::: Input for this task :::
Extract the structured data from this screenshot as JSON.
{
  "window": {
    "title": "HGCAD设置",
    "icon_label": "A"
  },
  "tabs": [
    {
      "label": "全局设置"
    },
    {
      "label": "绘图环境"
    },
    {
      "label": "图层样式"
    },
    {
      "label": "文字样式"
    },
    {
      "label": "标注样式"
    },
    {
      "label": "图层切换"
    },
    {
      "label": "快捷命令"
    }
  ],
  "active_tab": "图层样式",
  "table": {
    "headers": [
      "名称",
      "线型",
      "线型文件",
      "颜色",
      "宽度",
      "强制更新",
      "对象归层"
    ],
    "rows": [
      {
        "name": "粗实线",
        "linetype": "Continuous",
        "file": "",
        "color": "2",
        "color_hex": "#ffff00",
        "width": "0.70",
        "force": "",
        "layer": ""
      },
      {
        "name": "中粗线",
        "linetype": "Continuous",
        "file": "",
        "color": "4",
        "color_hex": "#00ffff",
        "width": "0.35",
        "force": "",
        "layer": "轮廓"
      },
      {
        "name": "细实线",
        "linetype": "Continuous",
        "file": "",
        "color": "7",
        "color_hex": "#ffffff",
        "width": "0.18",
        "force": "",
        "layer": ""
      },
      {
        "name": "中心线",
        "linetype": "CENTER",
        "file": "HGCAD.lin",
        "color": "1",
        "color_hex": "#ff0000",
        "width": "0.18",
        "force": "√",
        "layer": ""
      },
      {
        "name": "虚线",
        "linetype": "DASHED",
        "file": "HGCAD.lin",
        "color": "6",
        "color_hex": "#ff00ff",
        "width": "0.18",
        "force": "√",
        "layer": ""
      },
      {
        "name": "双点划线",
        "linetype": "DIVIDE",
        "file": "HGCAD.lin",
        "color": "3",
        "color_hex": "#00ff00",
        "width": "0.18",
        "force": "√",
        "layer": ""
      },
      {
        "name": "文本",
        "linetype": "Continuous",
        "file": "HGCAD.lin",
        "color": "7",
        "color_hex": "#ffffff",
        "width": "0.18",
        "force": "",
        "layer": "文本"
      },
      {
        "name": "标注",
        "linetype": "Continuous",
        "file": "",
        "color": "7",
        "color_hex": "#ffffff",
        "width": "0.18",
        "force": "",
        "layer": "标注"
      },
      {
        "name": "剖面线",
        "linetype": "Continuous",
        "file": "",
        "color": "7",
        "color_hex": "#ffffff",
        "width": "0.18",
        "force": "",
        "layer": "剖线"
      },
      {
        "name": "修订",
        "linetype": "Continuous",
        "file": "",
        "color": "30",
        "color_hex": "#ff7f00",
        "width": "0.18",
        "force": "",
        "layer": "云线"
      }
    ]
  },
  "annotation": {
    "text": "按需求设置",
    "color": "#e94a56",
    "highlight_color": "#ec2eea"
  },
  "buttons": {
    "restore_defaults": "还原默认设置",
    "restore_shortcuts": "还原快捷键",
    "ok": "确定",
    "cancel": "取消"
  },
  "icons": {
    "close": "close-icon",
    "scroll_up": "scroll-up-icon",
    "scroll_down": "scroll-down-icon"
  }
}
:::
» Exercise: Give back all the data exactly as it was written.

» Response box:
Extract the structured data from this screenshot as JSON.
{
  "window": {
    "title": "HGCAD设置",
    "icon_label": "A"
  },
  "tabs": [
    {
      "label": "全局设置"
    },
    {
      "label": "绘图环境"
    },
    {
      "label": "图层样式"
    },
    {
      "label": "文字样式"
    },
    {
      "label": "标注样式"
    },
    {
      "label": "图层切换"
    },
    {
      "label": "快捷命令"
    }
  ],
  "active_tab": "图层样式",
  "table": {
    "headers": [
      "名称",
      "线型",
      "线型文件",
      "颜色",
      "宽度",
      "强制更新",
      "对象归层"
    ],
    "rows": [
      {
        "name": "粗实线",
        "linetype": "Continuous",
        "file": "",
        "color": "2",
        "color_hex": "#ffff00",
        "width": "0.70",
        "force": "",
        "layer": ""
      },
      {
        "name": "中粗线",
        "linetype": "Continuous",
        "file": "",
        "color": "4",
        "color_hex": "#00ffff",
        "width": "0.35",
        "force": "",
        "layer": "轮廓"
      },
      {
        "name": "细实线",
        "linetype": "Continuous",
        "file": "",
        "color": "7",
        "color_hex": "#ffffff",
        "width": "0.18",
        "force": "",
        "layer": ""
      },
      {
        "name": "中心线",
        "linetype": "CENTER",
        "file": "HGCAD.lin",
        "color": "1",
        "color_hex": "#ff0000",
        "width": "0.18",
        "force": "√",
        "layer": ""
      },
      {
        "name": "虚线",
        "linetype": "DASHED",
        "file": "HGCAD.lin",
        "color": "6",
        "color_hex": "#ff00ff",
        "width": "0.18",
        "force": "√",
        "layer": ""
      },
      {
        "name": "双点划线",
        "linetype": "DIVIDE",
        "file": "HGCAD.lin",
        "color": "3",
        "color_hex": "#00ff00",
        "width": "0.18",
        "force": "√",
        "layer": ""
      },
      {
        "name": "文本",
        "linetype": "Continuous",
        "file": "HGCAD.lin",
        "color": "7",
        "color_hex": "#ffffff",
        "width": "0.18",
        "force": "",
        "layer": "文本"
      },
      {
        "name": "标注",
        "linetype": "Continuous",
        "file": "",
        "color": "7",
        "color_hex": "#ffffff",
        "width": "0.18",
        "force": "",
        "layer": "标注"
      },
      {
        "name": "剖面线",
        "linetype": "Continuous",
        "file": "",
        "color": "7",
        "color_hex": "#ffffff",
        "width": "0.18",
        "force": "",
        "layer": "剖线"
      },
      {
        "name": "修订",
        "linetype": "Continuous",
        "file": "",
        "color": "30",
        "color_hex": "#ff7f00",
        "width": "0.18",
        "force": "",
        "layer": "云线"
      }
    ]
  },
  "annotation": {
    "text": "按需求设置",
    "color": "#e94a56",
    "highlight_color": "#ec2eea"
  },
  "buttons": {
    "restore_defaults": "还原默认设置",
    "restore_shortcuts": "还原快捷键",
    "ok": "确定",
    "cancel": "取消"
  },
  "icons": {
    "close": "close-icon",
    "scroll_up": "scroll-up-icon",
    "scroll_down": "scroll-down-icon"
  }
}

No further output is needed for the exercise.